DATA FOR PROCESSING:
================================

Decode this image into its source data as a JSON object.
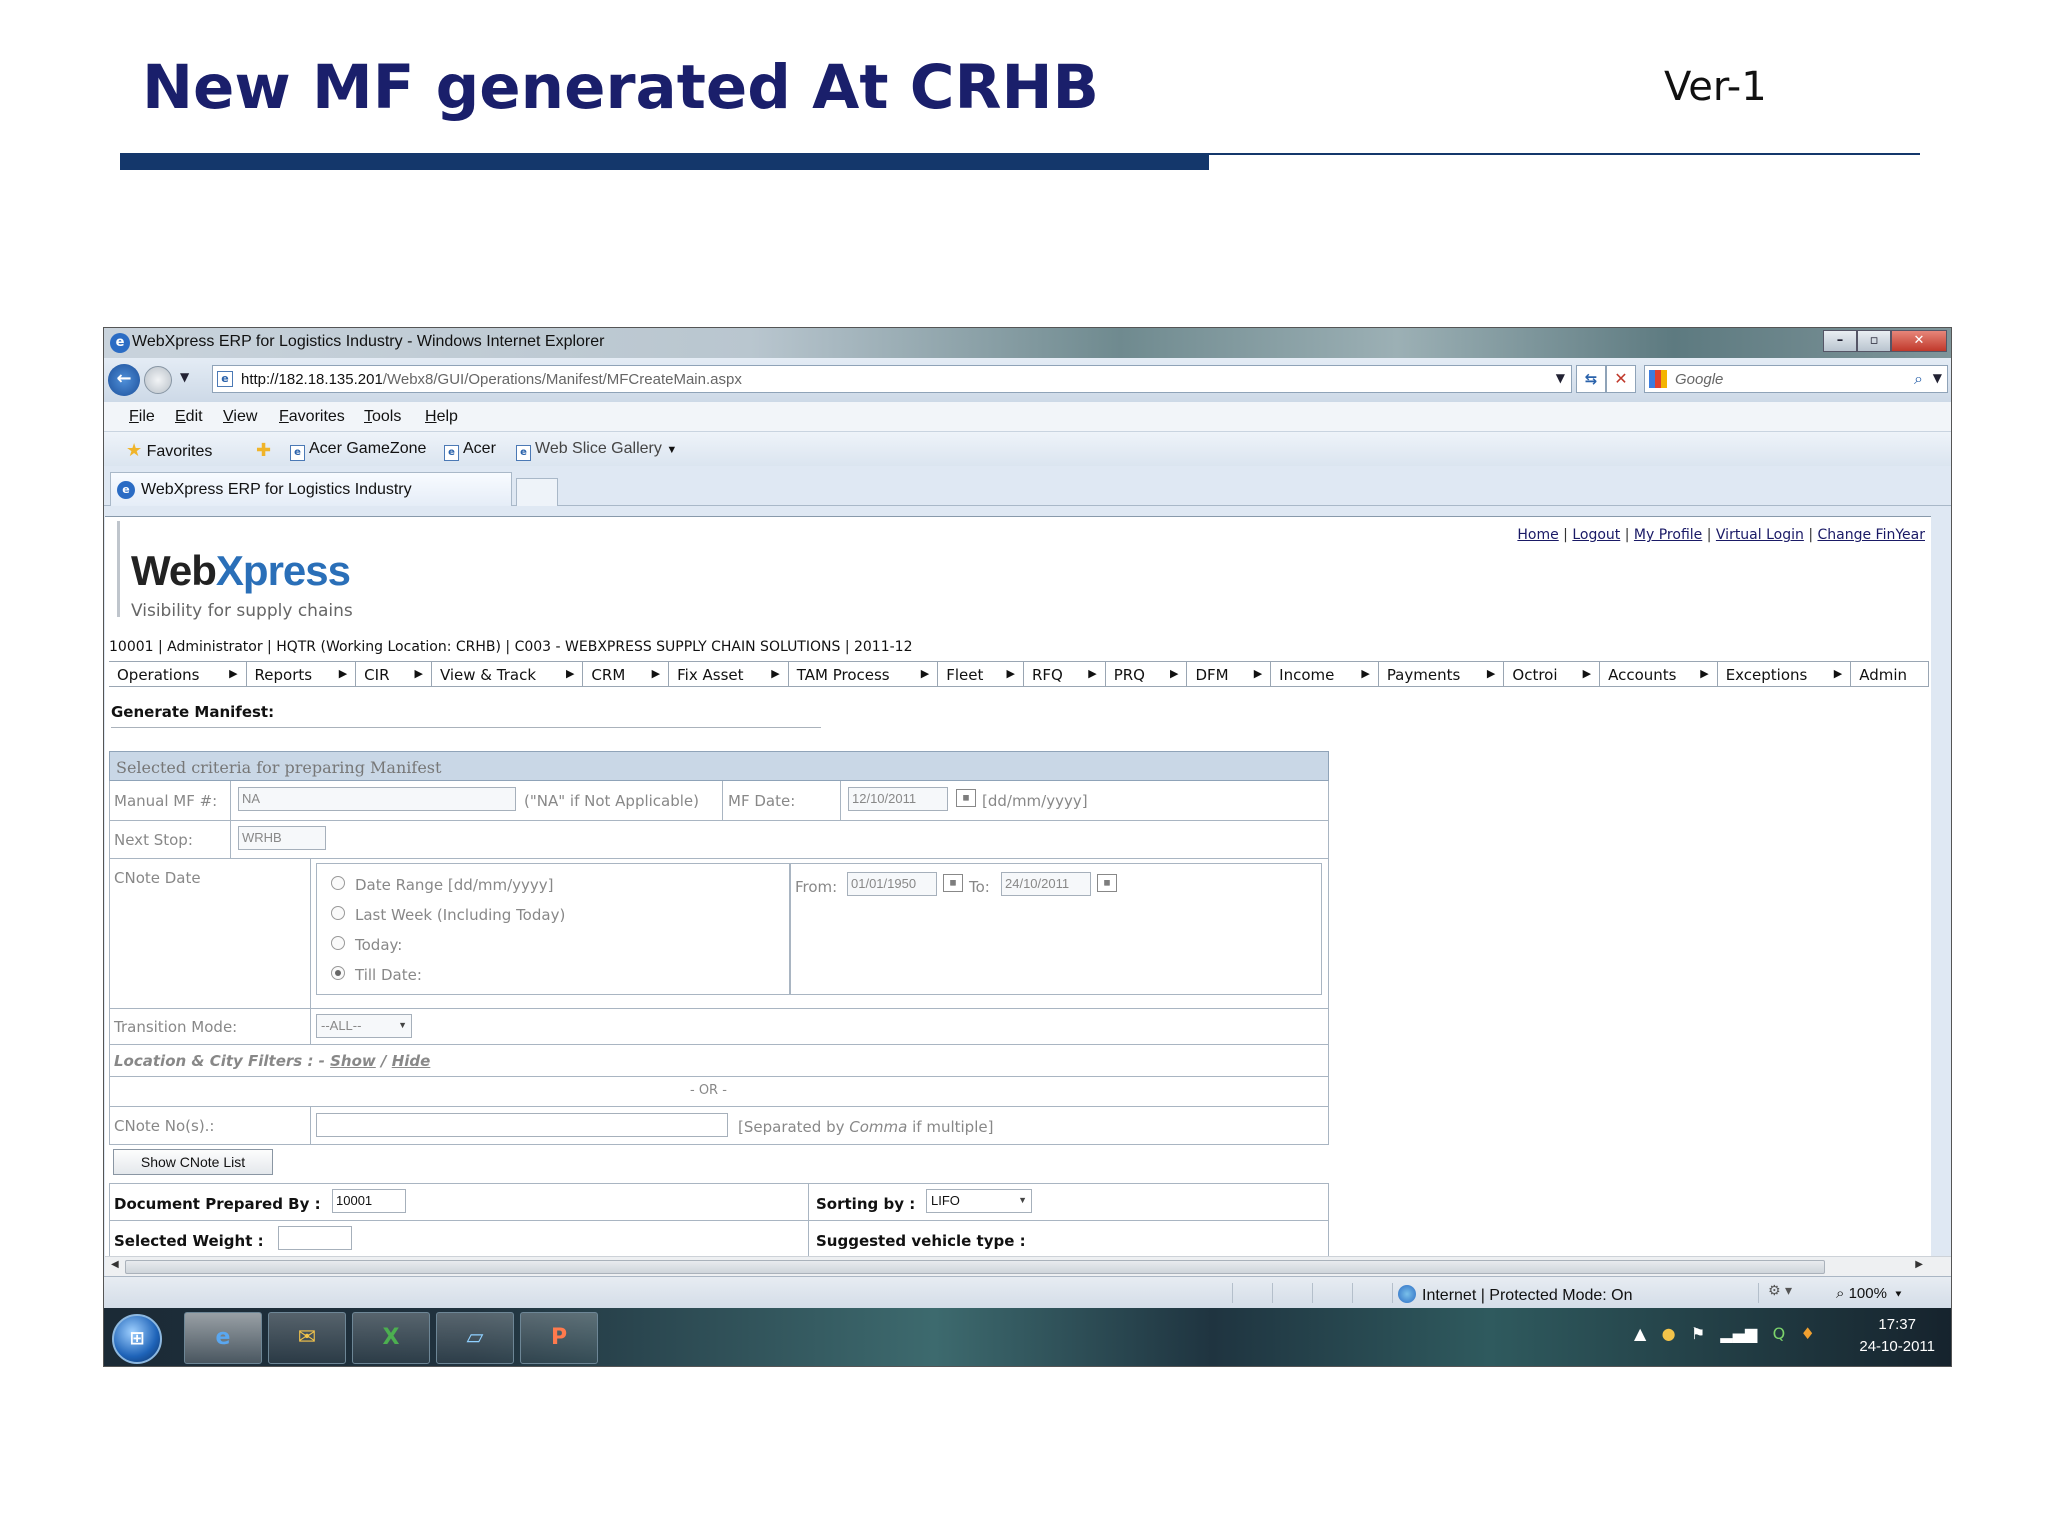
{
  "slide": {
    "title": "New MF generated At CRHB",
    "version": "Ver-1"
  },
  "browser": {
    "window_title": "WebXpress ERP for Logistics Industry - Windows Internet Explorer",
    "url_host": "http://182.18.135.201",
    "url_path": "/Webx8/GUI/Operations/Manifest/MFCreateMain.aspx",
    "search_placeholder": "Google",
    "menu": [
      "File",
      "Edit",
      "View",
      "Favorites",
      "Tools",
      "Help"
    ],
    "favorites_label": "Favorites",
    "fav_links": [
      "Acer GameZone",
      "Acer",
      "Web Slice Gallery"
    ],
    "tab_title": "WebXpress ERP for Logistics Industry",
    "status_zone": "Internet | Protected Mode: On",
    "zoom": "100%"
  },
  "page": {
    "top_links": [
      "Home",
      "Logout",
      "My Profile",
      "Virtual Login",
      "Change FinYear"
    ],
    "logo_web": "Web",
    "logo_x": "X",
    "logo_press": "press",
    "tagline": "Visibility for supply chains",
    "user_line": "10001 | Administrator | HQTR (Working Location: CRHB) | C003 - WEBXPRESS SUPPLY CHAIN SOLUTIONS | 2011-12",
    "nav": [
      {
        "label": "Operations",
        "arrow": true
      },
      {
        "label": "Reports",
        "arrow": true
      },
      {
        "label": "CIR",
        "arrow": true
      },
      {
        "label": "View & Track",
        "arrow": true
      },
      {
        "label": "CRM",
        "arrow": true
      },
      {
        "label": "Fix Asset",
        "arrow": true
      },
      {
        "label": "TAM Process",
        "arrow": true
      },
      {
        "label": "Fleet",
        "arrow": true
      },
      {
        "label": "RFQ",
        "arrow": true
      },
      {
        "label": "PRQ",
        "arrow": true
      },
      {
        "label": "DFM",
        "arrow": true
      },
      {
        "label": "Income",
        "arrow": true
      },
      {
        "label": "Payments",
        "arrow": true
      },
      {
        "label": "Octroi",
        "arrow": true
      },
      {
        "label": "Accounts",
        "arrow": true
      },
      {
        "label": "Exceptions",
        "arrow": true
      },
      {
        "label": "Admin",
        "arrow": false
      }
    ],
    "section_title": "Generate Manifest:",
    "form": {
      "header": "Selected criteria for preparing Manifest",
      "manual_mf_label": "Manual MF #:",
      "manual_mf_value": "NA",
      "manual_mf_hint": "(\"NA\" if Not Applicable)",
      "mf_date_label": "MF Date:",
      "mf_date_value": "12/10/2011",
      "mf_date_hint": "[dd/mm/yyyy]",
      "next_stop_label": "Next Stop:",
      "next_stop_value": "WRHB",
      "cnote_date_label": "CNote Date",
      "radio_options": [
        {
          "label": "Date Range [dd/mm/yyyy]",
          "checked": false
        },
        {
          "label": "Last Week (Including Today)",
          "checked": false
        },
        {
          "label": "Today:",
          "checked": false
        },
        {
          "label": "Till Date:",
          "checked": true
        }
      ],
      "from_label": "From:",
      "from_value": "01/01/1950",
      "to_label": "To:",
      "to_value": "24/10/2011",
      "transition_label": "Transition Mode:",
      "transition_value": "--ALL--",
      "filters_label": "Location & City Filters : -",
      "filters_show": "Show",
      "filters_sep": "/",
      "filters_hide": "Hide",
      "or_text": "- OR -",
      "cnote_no_label": "CNote No(s).:",
      "cnote_no_value": "",
      "cnote_no_hint_pre": "[Separated by",
      "cnote_no_hint_em": "Comma",
      "cnote_no_hint_post": "if multiple]",
      "show_list_button": "Show CNote List",
      "prepared_by_label": "Document Prepared By :",
      "prepared_by_value": "10001",
      "sorting_label": "Sorting by :",
      "sorting_value": "LIFO",
      "weight_label": "Selected Weight :",
      "weight_value": "",
      "vehicle_label": "Suggested vehicle type :"
    }
  },
  "taskbar": {
    "apps": [
      "ie",
      "outlook",
      "excel",
      "paint",
      "powerpoint"
    ],
    "time": "17:37",
    "date": "24-10-2011"
  }
}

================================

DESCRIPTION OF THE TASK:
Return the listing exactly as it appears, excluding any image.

ANSWER BOX:
Decode this image into its source data as a JSON object.
{
  "slide": {
    "title": "New MF generated At CRHB",
    "version": "Ver-1"
  },
  "browser": {
    "window_title": "WebXpress ERP for Logistics Industry - Windows Internet Explorer",
    "url_host": "http://182.18.135.201",
    "url_path": "/Webx8/GUI/Operations/Manifest/MFCreateMain.aspx",
    "search_placeholder": "Google",
    "menu": [
      "File",
      "Edit",
      "View",
      "Favorites",
      "Tools",
      "Help"
    ],
    "favorites_label": "Favorites",
    "fav_links": [
      "Acer GameZone",
      "Acer",
      "Web Slice Gallery"
    ],
    "tab_title": "WebXpress ERP for Logistics Industry",
    "status_zone": "Internet | Protected Mode: On",
    "zoom": "100%"
  },
  "page": {
    "top_links": [
      "Home",
      "Logout",
      "My Profile",
      "Virtual Login",
      "Change FinYear"
    ],
    "logo_web": "Web",
    "logo_x": "X",
    "logo_press": "press",
    "tagline": "Visibility for supply chains",
    "user_line": "10001 | Administrator | HQTR (Working Location: CRHB) | C003 - WEBXPRESS SUPPLY CHAIN SOLUTIONS | 2011-12",
    "nav": [
      {
        "label": "Operations",
        "arrow": true
      },
      {
        "label": "Reports",
        "arrow": true
      },
      {
        "label": "CIR",
        "arrow": true
      },
      {
        "label": "View & Track",
        "arrow": true
      },
      {
        "label": "CRM",
        "arrow": true
      },
      {
        "label": "Fix Asset",
        "arrow": true
      },
      {
        "label": "TAM Process",
        "arrow": true
      },
      {
        "label": "Fleet",
        "arrow": true
      },
      {
        "label": "RFQ",
        "arrow": true
      },
      {
        "label": "PRQ",
        "arrow": true
      },
      {
        "label": "DFM",
        "arrow": true
      },
      {
        "label": "Income",
        "arrow": true
      },
      {
        "label": "Payments",
        "arrow": true
      },
      {
        "label": "Octroi",
        "arrow": true
      },
      {
        "label": "Accounts",
        "arrow": true
      },
      {
        "label": "Exceptions",
        "arrow": true
      },
      {
        "label": "Admin",
        "arrow": false
      }
    ],
    "section_title": "Generate Manifest:",
    "form": {
      "header": "Selected criteria for preparing Manifest",
      "manual_mf_label": "Manual MF #:",
      "manual_mf_value": "NA",
      "manual_mf_hint": "(\"NA\" if Not Applicable)",
      "mf_date_label": "MF Date:",
      "mf_date_value": "12/10/2011",
      "mf_date_hint": "[dd/mm/yyyy]",
      "next_stop_label": "Next Stop:",
      "next_stop_value": "WRHB",
      "cnote_date_label": "CNote Date",
      "radio_options": [
        {
          "label": "Date Range [dd/mm/yyyy]",
          "checked": false
        },
        {
          "label": "Last Week (Including Today)",
          "checked": false
        },
        {
          "label": "Today:",
          "checked": false
        },
        {
          "label": "Till Date:",
          "checked": true
        }
      ],
      "from_label": "From:",
      "from_value": "01/01/1950",
      "to_label": "To:",
      "to_value": "24/10/2011",
      "transition_label": "Transition Mode:",
      "transition_value": "--ALL--",
      "filters_label": "Location & City Filters : -",
      "filters_show": "Show",
      "filters_sep": "/",
      "filters_hide": "Hide",
      "or_text": "- OR -",
      "cnote_no_label": "CNote No(s).:",
      "cnote_no_value": "",
      "cnote_no_hint_pre": "[Separated by",
      "cnote_no_hint_em": "Comma",
      "cnote_no_hint_post": "if multiple]",
      "show_list_button": "Show CNote List",
      "prepared_by_label": "Document Prepared By :",
      "prepared_by_value": "10001",
      "sorting_label": "Sorting by :",
      "sorting_value": "LIFO",
      "weight_label": "Selected Weight :",
      "weight_value": "",
      "vehicle_label": "Suggested vehicle type :"
    }
  },
  "taskbar": {
    "apps": [
      "ie",
      "outlook",
      "excel",
      "paint",
      "powerpoint"
    ],
    "time": "17:37",
    "date": "24-10-2011"
  }
}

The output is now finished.